Magnetic ledges offer great lookout points for corn snakes to survey their surroundings, and encourage climbing. Hammocks also offer a similar function.
Wood makes a great material for your snake to climb on or hide under, encouraging good muscle tone and/or helping reinforce their sense of security. Mopani wood, cork bark, and manzanita wood are less prone to mold in humid conditions and tend to work best. Whichever you choose, make sure the branches are large and stable enough to support your snake’s size and weight.
Whether real or fake, plants perform the very important role of providing visual obstruction, and also do a lot to make a terrarium more attractive. Live plants help with maintaining humidity, but artificial plants are much more durable.
Live plants should be kept in pots to help keep the water close to the roots, unless the enclosure is bioactive (which this article is not covering). Use temperature to tropical plants tolerant of moderate light conditions, sturdy enough to withstand occasional trampling, and moderate amounts of water. They should also be nontoxic if accidentally ingested. Some suitable options include:
- Wandering Jew
For more safe plant ideas, visit The Tortoise Table.
Even after you’ve set up your corn snake’s long-term terrarium arrangement, it’s okay to rearrange it every so often as you come to understand corn snake husbandry better.

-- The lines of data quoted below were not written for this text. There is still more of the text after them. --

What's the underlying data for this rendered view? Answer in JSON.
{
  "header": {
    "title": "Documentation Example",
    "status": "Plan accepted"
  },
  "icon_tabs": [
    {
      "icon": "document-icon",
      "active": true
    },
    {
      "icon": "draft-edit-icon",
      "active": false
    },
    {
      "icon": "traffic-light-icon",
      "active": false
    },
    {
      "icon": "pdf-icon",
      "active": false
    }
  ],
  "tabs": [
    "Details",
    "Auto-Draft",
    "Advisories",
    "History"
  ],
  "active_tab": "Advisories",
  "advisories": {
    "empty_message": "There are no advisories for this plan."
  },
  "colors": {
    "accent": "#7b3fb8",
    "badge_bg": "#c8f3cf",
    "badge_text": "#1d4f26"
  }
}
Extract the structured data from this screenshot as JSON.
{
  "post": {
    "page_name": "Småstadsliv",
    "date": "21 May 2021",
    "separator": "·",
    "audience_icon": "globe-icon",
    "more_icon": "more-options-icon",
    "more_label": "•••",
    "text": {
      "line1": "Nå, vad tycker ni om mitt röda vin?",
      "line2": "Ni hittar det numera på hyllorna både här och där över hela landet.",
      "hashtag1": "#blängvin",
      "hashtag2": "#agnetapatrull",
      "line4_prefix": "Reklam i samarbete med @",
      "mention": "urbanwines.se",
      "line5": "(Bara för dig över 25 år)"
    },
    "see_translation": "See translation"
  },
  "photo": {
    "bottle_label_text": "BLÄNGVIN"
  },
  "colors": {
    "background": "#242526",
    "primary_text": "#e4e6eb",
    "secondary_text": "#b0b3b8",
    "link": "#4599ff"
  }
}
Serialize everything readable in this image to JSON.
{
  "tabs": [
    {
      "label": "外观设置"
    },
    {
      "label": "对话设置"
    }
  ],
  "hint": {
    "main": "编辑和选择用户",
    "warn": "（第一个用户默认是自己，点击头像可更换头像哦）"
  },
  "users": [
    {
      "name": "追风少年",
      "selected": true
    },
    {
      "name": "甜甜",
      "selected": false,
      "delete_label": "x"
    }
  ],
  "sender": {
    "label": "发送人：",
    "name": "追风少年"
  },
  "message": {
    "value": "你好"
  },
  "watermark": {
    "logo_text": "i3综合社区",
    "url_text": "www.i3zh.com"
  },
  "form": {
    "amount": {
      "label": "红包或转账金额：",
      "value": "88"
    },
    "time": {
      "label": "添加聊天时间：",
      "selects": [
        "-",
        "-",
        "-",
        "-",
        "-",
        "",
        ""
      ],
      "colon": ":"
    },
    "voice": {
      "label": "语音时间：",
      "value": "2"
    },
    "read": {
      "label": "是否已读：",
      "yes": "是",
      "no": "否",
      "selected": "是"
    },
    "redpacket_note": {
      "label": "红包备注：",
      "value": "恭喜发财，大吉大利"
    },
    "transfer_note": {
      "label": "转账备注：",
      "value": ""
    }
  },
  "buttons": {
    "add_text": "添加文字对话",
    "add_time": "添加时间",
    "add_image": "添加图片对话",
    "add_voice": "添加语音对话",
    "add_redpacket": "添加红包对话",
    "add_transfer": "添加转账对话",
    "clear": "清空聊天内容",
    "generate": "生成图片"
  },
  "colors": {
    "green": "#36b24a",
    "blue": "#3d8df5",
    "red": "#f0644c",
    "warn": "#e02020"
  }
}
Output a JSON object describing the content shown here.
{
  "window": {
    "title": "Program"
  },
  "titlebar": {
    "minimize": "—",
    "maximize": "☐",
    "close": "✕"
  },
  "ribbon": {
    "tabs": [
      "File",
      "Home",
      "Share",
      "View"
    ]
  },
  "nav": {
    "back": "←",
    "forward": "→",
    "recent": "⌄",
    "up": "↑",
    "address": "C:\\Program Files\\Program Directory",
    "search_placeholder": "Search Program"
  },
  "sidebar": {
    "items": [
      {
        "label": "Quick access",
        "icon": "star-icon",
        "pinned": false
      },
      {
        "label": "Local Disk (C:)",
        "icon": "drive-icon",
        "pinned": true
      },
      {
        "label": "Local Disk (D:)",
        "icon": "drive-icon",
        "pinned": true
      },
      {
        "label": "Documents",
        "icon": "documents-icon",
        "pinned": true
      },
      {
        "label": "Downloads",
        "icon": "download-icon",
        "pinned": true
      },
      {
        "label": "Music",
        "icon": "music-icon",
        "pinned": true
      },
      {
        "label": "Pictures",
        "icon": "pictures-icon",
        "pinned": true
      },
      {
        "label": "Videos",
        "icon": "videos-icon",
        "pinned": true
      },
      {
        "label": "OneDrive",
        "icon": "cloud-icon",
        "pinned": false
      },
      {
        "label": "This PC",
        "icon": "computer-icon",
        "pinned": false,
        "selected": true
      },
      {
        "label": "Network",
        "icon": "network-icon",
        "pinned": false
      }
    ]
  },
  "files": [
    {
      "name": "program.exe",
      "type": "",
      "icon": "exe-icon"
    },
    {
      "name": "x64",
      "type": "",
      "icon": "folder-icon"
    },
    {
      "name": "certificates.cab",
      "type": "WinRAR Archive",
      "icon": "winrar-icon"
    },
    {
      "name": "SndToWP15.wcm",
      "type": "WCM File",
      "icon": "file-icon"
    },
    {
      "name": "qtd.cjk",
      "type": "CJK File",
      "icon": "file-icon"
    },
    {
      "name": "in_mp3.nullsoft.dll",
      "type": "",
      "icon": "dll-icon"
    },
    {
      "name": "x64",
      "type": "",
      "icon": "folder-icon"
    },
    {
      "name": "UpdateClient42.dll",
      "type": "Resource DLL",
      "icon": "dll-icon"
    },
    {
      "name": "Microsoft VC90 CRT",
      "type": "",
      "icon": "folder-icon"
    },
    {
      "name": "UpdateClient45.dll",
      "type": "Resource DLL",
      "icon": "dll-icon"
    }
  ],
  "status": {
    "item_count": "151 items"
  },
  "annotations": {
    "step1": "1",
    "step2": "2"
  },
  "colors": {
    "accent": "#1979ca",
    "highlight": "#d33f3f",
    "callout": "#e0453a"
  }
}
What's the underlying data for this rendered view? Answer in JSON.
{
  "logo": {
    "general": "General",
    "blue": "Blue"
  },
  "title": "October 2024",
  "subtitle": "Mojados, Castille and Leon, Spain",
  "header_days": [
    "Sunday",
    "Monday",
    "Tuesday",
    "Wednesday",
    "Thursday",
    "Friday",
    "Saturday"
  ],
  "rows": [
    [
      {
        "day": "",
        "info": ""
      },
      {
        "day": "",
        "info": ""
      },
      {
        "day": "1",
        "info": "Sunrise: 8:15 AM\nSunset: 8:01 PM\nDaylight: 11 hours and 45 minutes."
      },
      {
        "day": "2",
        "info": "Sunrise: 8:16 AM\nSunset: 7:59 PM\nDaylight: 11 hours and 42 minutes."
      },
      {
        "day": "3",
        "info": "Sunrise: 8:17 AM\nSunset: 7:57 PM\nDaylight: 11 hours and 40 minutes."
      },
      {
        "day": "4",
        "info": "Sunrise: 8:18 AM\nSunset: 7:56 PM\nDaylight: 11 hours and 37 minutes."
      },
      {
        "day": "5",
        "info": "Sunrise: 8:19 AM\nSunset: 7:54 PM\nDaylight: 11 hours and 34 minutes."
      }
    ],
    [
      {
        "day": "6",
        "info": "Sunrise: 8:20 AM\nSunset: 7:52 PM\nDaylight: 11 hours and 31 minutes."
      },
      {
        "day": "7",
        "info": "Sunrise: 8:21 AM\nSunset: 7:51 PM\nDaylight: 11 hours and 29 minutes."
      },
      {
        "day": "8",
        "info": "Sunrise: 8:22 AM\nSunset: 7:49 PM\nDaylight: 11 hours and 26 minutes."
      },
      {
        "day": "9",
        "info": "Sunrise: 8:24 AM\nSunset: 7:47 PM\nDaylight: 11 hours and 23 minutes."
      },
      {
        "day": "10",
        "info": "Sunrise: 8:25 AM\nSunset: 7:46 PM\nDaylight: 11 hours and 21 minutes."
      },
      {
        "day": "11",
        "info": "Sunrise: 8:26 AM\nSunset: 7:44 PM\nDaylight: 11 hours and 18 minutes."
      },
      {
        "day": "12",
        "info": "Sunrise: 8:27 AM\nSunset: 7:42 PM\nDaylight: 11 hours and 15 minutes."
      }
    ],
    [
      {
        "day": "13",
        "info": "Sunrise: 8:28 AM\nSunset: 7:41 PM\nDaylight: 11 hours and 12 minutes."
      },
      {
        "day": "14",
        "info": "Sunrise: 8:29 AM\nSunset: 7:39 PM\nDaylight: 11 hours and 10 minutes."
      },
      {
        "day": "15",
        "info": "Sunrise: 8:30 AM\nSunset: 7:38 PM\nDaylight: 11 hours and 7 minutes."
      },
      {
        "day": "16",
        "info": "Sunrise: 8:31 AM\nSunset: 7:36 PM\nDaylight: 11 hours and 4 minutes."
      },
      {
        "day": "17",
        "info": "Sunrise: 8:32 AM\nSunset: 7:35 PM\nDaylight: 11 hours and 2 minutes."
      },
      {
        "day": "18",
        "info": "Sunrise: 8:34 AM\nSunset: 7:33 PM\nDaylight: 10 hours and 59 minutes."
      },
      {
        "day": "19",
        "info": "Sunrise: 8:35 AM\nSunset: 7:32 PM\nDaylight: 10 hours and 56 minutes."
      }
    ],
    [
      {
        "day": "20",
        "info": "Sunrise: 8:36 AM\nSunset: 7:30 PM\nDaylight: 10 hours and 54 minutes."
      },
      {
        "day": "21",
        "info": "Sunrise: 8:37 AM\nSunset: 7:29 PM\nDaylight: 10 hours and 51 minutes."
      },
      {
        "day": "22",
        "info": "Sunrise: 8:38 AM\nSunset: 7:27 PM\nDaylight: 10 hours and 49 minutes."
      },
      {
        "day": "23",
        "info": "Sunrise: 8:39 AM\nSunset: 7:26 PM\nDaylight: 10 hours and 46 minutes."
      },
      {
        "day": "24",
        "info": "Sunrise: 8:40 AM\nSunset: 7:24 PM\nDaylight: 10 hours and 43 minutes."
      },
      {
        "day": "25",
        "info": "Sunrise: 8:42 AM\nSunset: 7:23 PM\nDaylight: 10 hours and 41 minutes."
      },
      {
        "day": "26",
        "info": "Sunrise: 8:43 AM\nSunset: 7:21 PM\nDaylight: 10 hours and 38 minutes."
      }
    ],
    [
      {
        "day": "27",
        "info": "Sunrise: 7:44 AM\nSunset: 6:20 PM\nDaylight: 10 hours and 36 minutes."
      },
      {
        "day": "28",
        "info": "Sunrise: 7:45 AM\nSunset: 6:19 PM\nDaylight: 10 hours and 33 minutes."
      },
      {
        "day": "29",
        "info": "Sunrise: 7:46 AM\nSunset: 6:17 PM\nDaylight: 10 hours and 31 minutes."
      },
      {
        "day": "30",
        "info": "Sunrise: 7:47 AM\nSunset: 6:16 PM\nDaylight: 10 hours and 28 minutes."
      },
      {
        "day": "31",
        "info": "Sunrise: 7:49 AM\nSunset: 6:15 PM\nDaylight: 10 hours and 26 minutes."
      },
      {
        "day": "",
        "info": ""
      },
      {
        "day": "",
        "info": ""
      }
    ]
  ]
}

It also helps keep your pet’s environment “fresh” and stimulates them to explore and exercise!